It is exceedingly hard for well-intentioned organizations to understand this, thinking we’re all working toward the same goals and positive outcomes. It takes organizational humility to stop, listen, reflect and act on what we hear, especially when it isn’t what we expect to hear.

If state officials had taken heed that the Centers for Disease Control age criteria for COVID vaccinations would mean urban residents would not become eligible to sign up for weeks (months, even), many more people in CT’s Black and Brown communities would be vaccinated by now.

We can’t change what we don’t measure. Connecticut state government struggles with requiring collection of race, ethnicity and language data by institutions — hospitals, health departments and other organizations serving the health needs of Black, Latinx, Indigenous, Asian and other people of color.

Without data and analysis, it is impossible to know how people are faring, whether policies and practices are equitable, and how they need to change. There is a bill in this legislative session that would significantly move Connecticut forward on this front.

It’s time to drop the deficit-oriented language. Coded language like “at-risk,” “vulnerable,” “disempowered,” and “minority” minimizes people, infantilizes them, and takes away their agency. And it influences how systems and programs are designed. Why not think of Black and Brown people as full of potential that can be used to transform the world?

Achieving health equity may feel threatening to the status quo, but failing to make progress hurts us all. The recent anti-Asian violence in California, Georgia and New York shows us that racism is a rampant public health crisis. There is a need for allyship among groups.

Too often Black and Latinx communities are pitted against each other to fight it out for resources. White allyship is important too. There are many White people whose awareness and outrage have been awakened. This is not a “kumbaya” moment; it is a moment for genuine struggle to realize JUSTICE.

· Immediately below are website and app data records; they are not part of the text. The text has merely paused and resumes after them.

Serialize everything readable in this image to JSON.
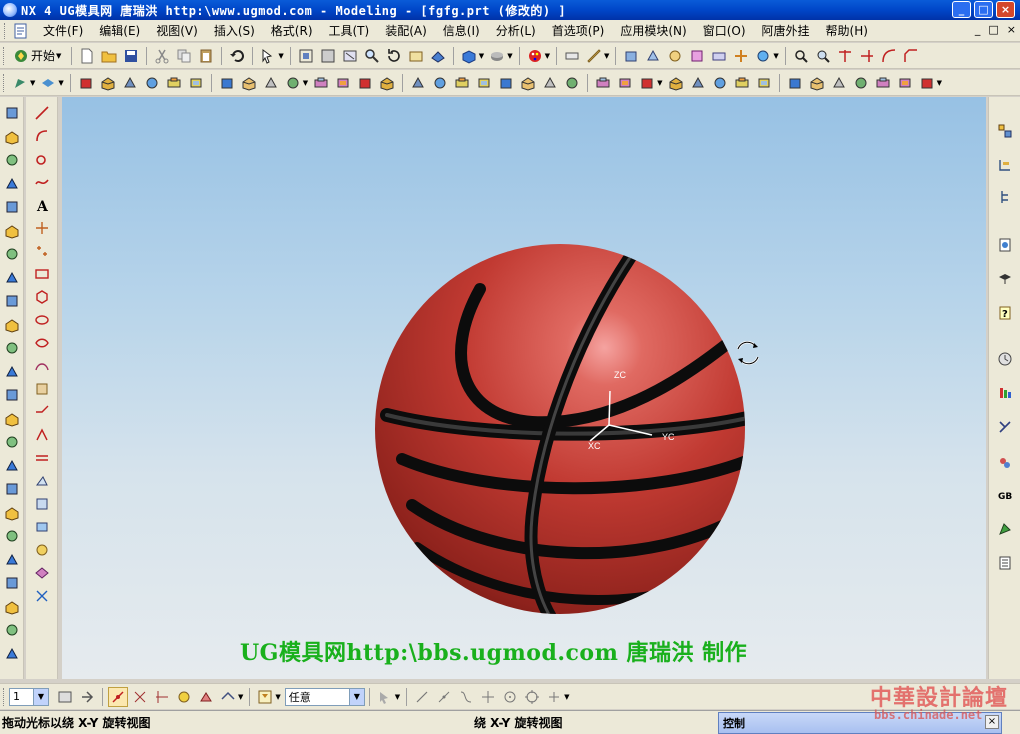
{
  "window": {
    "title": "NX 4 UG模具网  唐瑞洪  http:\\www.ugmod.com - Modeling - [fgfg.prt  (修改的) ]",
    "minimize": "_",
    "maximize": "□",
    "close": "×",
    "title_bar_color": "#0046c8"
  },
  "menubar": {
    "items": [
      "文件(F)",
      "编辑(E)",
      "视图(V)",
      "插入(S)",
      "格式(R)",
      "工具(T)",
      "装配(A)",
      "信息(I)",
      "分析(L)",
      "首选项(P)",
      "应用模块(N)",
      "窗口(O)",
      "阿唐外挂",
      "帮助(H)"
    ],
    "right_controls": [
      "_",
      "□",
      "×"
    ]
  },
  "toolbar1": {
    "start_label": "开始"
  },
  "viewport": {
    "background_top": "#97c1e4",
    "background_bottom": "#e6ebee",
    "model_color": "#c13a32",
    "axis_labels": {
      "z": "ZC",
      "x": "XC",
      "y": "YC"
    },
    "watermark": "UG模具网http:\\bbs.ugmod.com 唐瑞洪 制作",
    "watermark_color": "#19b01c",
    "rotate_cursor": "rotate-cursor-icon"
  },
  "bottombar": {
    "layer_value": "1",
    "filter_value": "任意"
  },
  "status": {
    "left_text": "拖动光标以绕 X-Y 旋转视图",
    "mid_text": "绕 X-Y 旋转视图"
  },
  "control_panel": {
    "title": "控制",
    "close": "×"
  },
  "corner_logo": {
    "title": "中華設計論壇",
    "url": "bbs.chinade.net"
  }
}
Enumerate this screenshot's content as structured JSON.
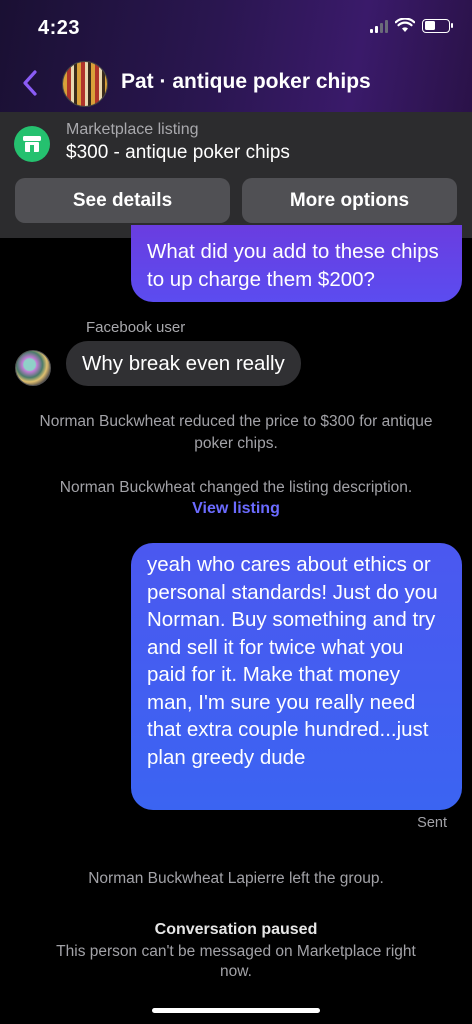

We are an activist philanthropy in CT fighting on the front lines of health care activism, because everyone deserves health care.